Organizations plan to invest 10% to 15% more on AI initiatives over the next year and a half compared to calendar year 2022, according to an IDC survey of more than 2,000 IT and line-of-business decision makers. Sixty-six percent of enterprises worldwide said they would be investing in genAI over the next 18 months, according to IDC research. Among organizations indicating that genAI will see increased IT spending in 2024, internal infrastructure will account for 46% of the total spend. The problem: a key piece of hardware needed to build out that AI infrastructure — the processors — is in short supply.

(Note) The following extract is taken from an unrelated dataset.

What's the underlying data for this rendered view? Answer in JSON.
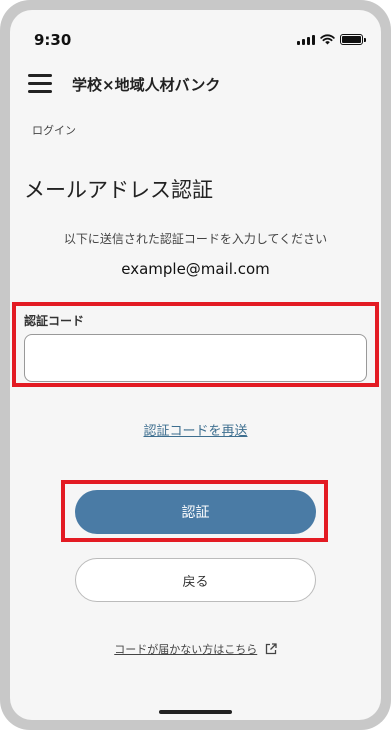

LLMs with hundreds of billions or even a trillion parameters are devouring compute cycles faster than the chips they require can be manufactured or upscaled; that can strain server capacity and lead to an unrealistically long time to train models for a particular business use.

Nvidia, the leading GPU maker, has been supplying the lion’s share of the processors for the AI industry. Nvidia rivals such as Intel and AMD have announced plans produce new processors to meet AI demands.

“Sooner or later, scaling of GPU chips will fail to keep up with increases in model size,” said Avivah Litan, a vice president distinguished analyst with Gartner Research. “So, continuing to make models bigger and bigger is not a viable option.”

Additionally, the more amorphous data LLMs ingest, the greater the possibility of bad and inaccurate outputs. GenAI tools are basically next-word predictors, meaning flawed information fed into them can yield flawed results. (LLMs have already made some high-profile mistakes and can produce “hallucinations” where the next-word generation engines go off the rails and produce bizarre responses.)

The solution is likely that LLMs will shrink down and use proprietary information from organizations that want to take advantage of AI’s ability to automate tasks and analyze big data sets to produce valuable insights.

David Crane, undersecretary for infrastructure at the US Department of Energy’s Office of Clean Energy, said he’s “very bullish” on emerging designs for so-called small modular reactors, according to Bloomberg.

“In the future, a lot more AI is going to run on edge devices anyways, because they’re all going to be inference based, and so within two to three years that’ll be 80% to 85% of the workloads,” Gold said. “So, that becomes a more manageable problem.”

Previous Story

[Audio] Episode 328 — Sanctions Enforcement Risks and Redlines

Next Story

Microsoft employees must use Apple iPhones in China